The metasurface works by converting an image from the Cartesian coordinate system, where image pixels are arranged in straight rows and columns along the x and y axes, to the log-polar system, which uses a bullseye-like pixel distribution. Since it works using nanostructures that bend light, the metasurface does not need any power and works at the speed of light.

“Like the arrangement of light receptors inside the human eye, the metasurface takes images and arranges them in a log-polar coordinate system — with denser pixels for the central, focused features and sparser pixels for the peripheral regions,” said Xingjie Ni, associate professor of electrical engineering and computer science at Penn State, in a release. “This allows for the more important aspects of a photo to come through clearly while others remain less in focus, thereby saving data bandwidth.”

By placing a different metasurface in front of a camera, researchers also can transform the log-polar image back into the original image with Cartesian coordinates. [2]

Graphene/water memristive device

Researchers from the Max Planck Institute for Polymer Research and Southeast University designed an artificial neuron based on graphene and water in an effort to realize memristive behavior in a relatively simple system.

The aqueous proton-based memristive device is based on a calcium fluoride (CaF2)-supported monolayer graphene in contact with bulk water. The memristive behavior arises from the fast proton transfer across the graphene and the relatively slow diffusion process of protons. The researchers said that the device showed long-term and tunable memory (from 60 seconds to 6000 seconds) and potential for large-scale integration and multiplication. [3]


[1] Yaremkevich, D.D., Scherbakov, A.V., De Clerk, L. et al. On-chip phonon-magnon reservoir for neuromorphic computing. Nat Commun 14, 8296 (2023).

[2] Zhang, X., Zhang, X., Duan, Y. et al. All-optical geometric image transformations enabled by ultrathin metasurfaces. Nat Commun 14, 8374 (2023).

[3] Yongkang Wang, Takakazu Seki, Paschalis Gkoupidenis, Yunfei Chen, Yuki Nagata, and Mischa Bonn, Aqueous Chemimemristor Based on Proton-permeable Graphene Membranes.
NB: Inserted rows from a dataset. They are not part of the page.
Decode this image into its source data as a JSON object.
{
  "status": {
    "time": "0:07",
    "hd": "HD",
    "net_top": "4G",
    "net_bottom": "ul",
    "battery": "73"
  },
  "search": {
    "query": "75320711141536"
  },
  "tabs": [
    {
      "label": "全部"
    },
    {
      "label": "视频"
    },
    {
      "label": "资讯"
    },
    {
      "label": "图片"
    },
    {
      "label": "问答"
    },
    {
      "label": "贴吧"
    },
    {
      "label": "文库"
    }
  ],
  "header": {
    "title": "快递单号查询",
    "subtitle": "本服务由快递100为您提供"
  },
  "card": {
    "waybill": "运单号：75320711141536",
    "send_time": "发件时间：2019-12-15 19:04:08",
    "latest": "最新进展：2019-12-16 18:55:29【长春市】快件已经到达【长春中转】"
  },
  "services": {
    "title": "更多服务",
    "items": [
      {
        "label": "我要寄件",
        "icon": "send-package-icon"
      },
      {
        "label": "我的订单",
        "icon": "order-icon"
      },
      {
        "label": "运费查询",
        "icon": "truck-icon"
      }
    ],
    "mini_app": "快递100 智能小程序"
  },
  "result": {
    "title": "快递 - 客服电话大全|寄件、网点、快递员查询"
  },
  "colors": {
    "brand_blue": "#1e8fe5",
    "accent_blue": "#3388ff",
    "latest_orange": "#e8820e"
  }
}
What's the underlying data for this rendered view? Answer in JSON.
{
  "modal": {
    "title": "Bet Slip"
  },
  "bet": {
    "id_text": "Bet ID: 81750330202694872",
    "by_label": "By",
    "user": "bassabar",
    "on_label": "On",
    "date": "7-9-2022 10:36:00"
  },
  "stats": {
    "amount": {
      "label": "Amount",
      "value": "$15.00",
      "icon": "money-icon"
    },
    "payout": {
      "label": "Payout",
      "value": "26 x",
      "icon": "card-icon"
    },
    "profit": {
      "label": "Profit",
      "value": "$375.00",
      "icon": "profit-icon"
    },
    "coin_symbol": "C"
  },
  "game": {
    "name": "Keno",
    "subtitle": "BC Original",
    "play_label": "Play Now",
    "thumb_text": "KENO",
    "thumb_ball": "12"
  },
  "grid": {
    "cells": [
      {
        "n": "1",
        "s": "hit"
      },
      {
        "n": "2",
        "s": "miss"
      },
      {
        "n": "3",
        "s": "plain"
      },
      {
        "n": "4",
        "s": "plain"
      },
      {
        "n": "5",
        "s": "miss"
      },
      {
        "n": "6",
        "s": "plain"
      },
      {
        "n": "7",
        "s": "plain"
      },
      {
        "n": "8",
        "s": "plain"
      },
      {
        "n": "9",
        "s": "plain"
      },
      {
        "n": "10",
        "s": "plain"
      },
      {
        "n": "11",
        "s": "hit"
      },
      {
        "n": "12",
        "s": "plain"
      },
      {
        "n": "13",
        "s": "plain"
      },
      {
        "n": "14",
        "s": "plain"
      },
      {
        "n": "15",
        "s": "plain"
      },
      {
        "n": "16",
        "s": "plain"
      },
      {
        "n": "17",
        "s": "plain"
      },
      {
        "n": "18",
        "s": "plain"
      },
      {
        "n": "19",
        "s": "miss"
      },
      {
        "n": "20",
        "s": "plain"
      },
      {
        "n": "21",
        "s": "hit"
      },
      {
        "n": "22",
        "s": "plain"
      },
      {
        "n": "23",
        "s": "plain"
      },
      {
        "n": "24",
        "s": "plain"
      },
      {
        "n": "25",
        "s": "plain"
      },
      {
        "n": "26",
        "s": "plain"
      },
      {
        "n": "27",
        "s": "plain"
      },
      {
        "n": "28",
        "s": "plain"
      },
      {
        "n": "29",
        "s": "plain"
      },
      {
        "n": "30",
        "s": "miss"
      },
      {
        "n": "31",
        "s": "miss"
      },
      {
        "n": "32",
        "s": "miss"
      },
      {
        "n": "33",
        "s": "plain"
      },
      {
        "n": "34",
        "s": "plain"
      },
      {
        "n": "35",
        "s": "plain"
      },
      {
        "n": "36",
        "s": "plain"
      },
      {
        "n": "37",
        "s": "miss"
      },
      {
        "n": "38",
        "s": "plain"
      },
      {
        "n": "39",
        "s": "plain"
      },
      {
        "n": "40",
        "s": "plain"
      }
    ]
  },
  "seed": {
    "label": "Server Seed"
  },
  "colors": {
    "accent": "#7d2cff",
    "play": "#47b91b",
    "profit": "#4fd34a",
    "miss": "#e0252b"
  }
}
Proceedings of the National Academy of Sciences (PNAS), 121 (6) e2314347121

Leave a Reply

(Note: This name will be displayed publicly)